Kelly told Diane Sawyer that he and Giffords had talked multiple times about the possibility of violence — she said to him, "Someday I'm really worried that somebody's going to come up to me at one of these events with a gun." He also doesn't want her to return to Congress if and when she gets better. He adds, however,
I know that's probably not going to matter to her. I think she's such a devoted public servant that she's going to come out of this and be more resolved to fix things, to make things better for people.
Kelly also says that Giffords "will make a full recovery," and when she does,
I can almost guarantee you what her first event will be. I'd be shocked if the first thing she does is not Congress on Your Corner at that Safeway. That's the kind of person she is.
His faith in his wife and her commitment to her job is admirable, but it's pretty disturbing that their current ordeal is something they both, in some way, foresaw. Kelly says he doesn't blame the country's political atmosphere for his wife's shooting — he says, "It didn't cause Jared Loughner to, you know, to plan this attack. ... I think you have somebody that's really, really disturbed, possibly schizophrenic" — but it's clear that both spouses knew Giffords's job put her in harm's way.
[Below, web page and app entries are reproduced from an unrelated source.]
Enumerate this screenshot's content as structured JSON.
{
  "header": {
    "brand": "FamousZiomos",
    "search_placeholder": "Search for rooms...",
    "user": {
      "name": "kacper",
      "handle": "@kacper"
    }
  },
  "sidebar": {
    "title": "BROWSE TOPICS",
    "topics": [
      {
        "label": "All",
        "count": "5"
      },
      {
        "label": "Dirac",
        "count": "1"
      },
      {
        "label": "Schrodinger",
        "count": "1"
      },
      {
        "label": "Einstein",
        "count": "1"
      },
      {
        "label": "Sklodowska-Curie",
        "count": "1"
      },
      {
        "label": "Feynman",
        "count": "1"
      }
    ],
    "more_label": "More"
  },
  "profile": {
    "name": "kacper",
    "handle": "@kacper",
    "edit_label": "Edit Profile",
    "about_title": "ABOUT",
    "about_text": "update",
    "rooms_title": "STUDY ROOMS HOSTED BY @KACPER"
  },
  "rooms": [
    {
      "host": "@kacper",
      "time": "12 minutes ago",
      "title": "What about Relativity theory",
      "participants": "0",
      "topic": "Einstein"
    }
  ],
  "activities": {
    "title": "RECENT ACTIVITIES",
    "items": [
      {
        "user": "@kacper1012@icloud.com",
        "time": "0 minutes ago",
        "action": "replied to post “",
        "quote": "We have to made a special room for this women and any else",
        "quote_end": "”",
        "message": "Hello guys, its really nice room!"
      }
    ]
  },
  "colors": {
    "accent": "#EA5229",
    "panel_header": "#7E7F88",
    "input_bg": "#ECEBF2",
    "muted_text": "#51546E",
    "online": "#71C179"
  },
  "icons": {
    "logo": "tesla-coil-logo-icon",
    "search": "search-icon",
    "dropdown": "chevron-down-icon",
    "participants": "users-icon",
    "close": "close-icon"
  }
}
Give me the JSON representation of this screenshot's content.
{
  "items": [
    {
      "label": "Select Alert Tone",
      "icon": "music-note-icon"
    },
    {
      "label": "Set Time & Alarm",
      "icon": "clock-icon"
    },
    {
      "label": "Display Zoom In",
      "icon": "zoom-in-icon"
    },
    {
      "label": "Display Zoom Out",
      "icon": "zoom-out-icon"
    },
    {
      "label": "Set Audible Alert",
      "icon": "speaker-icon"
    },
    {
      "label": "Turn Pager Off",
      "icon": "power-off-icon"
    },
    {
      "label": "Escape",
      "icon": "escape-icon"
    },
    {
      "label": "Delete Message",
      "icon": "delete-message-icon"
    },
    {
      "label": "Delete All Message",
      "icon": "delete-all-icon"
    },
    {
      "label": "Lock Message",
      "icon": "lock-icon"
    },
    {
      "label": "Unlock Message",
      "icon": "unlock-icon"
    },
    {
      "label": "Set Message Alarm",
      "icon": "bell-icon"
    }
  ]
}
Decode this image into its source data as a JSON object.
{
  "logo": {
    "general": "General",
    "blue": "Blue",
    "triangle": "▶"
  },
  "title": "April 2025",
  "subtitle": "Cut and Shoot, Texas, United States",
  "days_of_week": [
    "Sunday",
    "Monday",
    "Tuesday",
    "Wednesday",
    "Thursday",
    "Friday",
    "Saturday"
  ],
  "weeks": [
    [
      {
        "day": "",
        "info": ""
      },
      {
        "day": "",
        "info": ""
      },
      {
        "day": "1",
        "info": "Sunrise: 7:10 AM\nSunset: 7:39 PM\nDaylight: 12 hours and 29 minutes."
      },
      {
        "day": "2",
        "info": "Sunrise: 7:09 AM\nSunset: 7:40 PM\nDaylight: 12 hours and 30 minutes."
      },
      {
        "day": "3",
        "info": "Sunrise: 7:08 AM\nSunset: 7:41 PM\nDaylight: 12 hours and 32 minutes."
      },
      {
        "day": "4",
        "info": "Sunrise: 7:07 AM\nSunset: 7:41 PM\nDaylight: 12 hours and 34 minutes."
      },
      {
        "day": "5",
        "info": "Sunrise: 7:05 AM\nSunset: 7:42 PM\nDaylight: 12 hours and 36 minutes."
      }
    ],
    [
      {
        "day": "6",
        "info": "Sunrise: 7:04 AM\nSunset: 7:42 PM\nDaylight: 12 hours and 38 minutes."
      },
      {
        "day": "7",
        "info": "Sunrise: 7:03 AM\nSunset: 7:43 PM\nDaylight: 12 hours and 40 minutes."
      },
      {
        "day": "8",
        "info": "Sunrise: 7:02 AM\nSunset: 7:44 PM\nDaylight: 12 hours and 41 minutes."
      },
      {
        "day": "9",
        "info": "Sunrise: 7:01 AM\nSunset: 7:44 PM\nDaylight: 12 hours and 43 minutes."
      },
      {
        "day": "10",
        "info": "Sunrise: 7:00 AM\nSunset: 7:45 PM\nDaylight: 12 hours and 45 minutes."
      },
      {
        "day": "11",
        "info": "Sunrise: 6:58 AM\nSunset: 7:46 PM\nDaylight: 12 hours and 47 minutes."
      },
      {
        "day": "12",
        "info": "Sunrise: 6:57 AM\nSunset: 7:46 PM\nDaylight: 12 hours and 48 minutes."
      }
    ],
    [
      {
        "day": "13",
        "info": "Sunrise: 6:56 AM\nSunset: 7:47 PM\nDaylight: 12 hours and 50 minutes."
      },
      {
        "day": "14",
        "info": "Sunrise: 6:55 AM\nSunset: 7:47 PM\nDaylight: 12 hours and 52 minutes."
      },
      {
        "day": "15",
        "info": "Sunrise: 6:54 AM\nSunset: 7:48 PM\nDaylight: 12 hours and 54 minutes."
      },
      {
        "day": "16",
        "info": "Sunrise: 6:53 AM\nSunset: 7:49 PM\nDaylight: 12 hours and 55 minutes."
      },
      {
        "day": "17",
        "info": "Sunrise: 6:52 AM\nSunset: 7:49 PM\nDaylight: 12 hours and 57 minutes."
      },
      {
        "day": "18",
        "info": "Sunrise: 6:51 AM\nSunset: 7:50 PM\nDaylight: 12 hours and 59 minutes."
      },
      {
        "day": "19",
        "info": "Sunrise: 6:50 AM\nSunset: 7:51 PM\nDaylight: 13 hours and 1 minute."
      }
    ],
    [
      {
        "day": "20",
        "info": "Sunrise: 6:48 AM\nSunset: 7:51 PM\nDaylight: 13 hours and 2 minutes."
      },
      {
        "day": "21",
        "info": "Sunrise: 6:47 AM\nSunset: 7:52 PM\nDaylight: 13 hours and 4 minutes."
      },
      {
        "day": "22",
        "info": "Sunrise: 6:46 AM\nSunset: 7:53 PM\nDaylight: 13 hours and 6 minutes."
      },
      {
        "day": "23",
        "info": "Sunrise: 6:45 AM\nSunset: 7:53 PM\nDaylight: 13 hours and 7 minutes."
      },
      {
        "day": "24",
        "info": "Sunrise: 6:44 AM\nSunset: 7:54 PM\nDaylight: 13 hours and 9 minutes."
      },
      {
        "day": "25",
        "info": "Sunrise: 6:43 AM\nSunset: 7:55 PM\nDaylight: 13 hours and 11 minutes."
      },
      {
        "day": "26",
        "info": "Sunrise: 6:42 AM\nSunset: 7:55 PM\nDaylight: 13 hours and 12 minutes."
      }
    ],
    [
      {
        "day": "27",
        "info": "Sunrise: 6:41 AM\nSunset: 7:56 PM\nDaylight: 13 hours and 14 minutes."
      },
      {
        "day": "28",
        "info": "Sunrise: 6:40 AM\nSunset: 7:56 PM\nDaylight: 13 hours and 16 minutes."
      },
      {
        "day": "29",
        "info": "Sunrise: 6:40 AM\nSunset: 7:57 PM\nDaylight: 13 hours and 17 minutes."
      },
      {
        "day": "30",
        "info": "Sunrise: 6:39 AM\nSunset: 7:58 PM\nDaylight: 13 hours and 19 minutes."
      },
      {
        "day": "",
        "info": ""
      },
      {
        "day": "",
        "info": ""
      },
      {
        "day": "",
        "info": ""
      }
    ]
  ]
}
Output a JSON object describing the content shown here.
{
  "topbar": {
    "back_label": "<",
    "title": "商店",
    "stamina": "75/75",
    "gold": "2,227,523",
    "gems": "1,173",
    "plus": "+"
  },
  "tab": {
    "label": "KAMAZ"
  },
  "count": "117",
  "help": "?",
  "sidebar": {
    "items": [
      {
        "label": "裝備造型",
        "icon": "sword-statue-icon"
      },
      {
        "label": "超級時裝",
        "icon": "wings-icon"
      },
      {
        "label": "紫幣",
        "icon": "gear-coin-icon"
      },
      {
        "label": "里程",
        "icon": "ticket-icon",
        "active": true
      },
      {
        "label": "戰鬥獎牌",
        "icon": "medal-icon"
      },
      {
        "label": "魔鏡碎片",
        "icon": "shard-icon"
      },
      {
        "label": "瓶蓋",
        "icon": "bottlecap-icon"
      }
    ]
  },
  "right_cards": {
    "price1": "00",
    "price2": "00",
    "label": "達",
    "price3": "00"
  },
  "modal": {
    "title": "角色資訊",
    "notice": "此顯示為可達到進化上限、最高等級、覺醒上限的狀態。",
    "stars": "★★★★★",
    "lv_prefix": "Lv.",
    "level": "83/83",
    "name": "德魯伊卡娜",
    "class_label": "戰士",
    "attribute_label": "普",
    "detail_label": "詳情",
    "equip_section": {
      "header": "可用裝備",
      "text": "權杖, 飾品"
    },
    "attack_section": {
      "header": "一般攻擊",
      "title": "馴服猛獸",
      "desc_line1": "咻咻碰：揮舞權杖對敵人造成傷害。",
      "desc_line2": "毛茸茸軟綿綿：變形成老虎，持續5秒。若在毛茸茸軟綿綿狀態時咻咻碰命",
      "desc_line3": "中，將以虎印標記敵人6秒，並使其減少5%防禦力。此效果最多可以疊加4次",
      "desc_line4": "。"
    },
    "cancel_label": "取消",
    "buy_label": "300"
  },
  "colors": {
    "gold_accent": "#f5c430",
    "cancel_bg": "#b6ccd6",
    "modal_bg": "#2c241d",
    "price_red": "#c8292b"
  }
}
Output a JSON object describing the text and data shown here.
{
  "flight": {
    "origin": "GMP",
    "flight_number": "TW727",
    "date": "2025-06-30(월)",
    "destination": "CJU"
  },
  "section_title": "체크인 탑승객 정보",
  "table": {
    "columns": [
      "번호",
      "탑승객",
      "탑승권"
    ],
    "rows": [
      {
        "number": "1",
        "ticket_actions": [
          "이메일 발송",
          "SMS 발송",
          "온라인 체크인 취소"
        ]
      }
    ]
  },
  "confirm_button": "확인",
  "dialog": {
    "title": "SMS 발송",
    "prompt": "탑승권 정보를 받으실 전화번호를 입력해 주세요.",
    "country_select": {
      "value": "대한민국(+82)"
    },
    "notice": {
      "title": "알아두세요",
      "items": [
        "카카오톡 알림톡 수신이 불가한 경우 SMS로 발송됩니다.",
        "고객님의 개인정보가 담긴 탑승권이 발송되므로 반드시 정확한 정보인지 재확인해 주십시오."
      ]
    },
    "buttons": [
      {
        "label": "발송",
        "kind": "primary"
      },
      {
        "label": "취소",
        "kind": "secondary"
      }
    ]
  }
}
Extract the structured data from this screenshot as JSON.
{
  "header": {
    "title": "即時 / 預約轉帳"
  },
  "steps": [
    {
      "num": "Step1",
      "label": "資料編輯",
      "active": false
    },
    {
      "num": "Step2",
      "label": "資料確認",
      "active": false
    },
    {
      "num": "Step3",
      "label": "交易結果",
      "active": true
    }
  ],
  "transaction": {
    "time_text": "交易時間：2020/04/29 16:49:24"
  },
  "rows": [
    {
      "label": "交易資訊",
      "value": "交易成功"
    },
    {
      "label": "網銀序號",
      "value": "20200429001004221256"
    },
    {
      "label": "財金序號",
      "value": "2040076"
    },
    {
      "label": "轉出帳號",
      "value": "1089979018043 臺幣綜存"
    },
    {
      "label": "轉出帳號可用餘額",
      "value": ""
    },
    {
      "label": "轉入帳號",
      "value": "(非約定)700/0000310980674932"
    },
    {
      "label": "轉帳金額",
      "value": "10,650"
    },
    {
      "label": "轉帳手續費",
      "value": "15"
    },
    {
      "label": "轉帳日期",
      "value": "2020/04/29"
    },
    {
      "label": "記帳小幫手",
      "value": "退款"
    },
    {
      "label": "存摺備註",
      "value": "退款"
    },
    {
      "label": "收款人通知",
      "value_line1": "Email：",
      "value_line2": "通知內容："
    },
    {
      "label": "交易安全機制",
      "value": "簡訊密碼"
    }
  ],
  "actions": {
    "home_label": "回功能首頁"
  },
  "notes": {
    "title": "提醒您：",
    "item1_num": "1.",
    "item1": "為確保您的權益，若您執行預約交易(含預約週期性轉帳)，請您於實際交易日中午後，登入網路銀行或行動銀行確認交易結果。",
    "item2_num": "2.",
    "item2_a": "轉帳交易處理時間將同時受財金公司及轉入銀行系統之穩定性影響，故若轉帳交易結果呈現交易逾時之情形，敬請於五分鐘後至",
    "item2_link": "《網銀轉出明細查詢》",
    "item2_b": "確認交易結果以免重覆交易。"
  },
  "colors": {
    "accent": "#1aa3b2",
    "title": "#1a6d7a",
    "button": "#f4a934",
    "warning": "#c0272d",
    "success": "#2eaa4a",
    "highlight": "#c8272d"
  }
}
And if members of Congress have to take their lives in their hands every time they talk to their constituents, something's very wrong.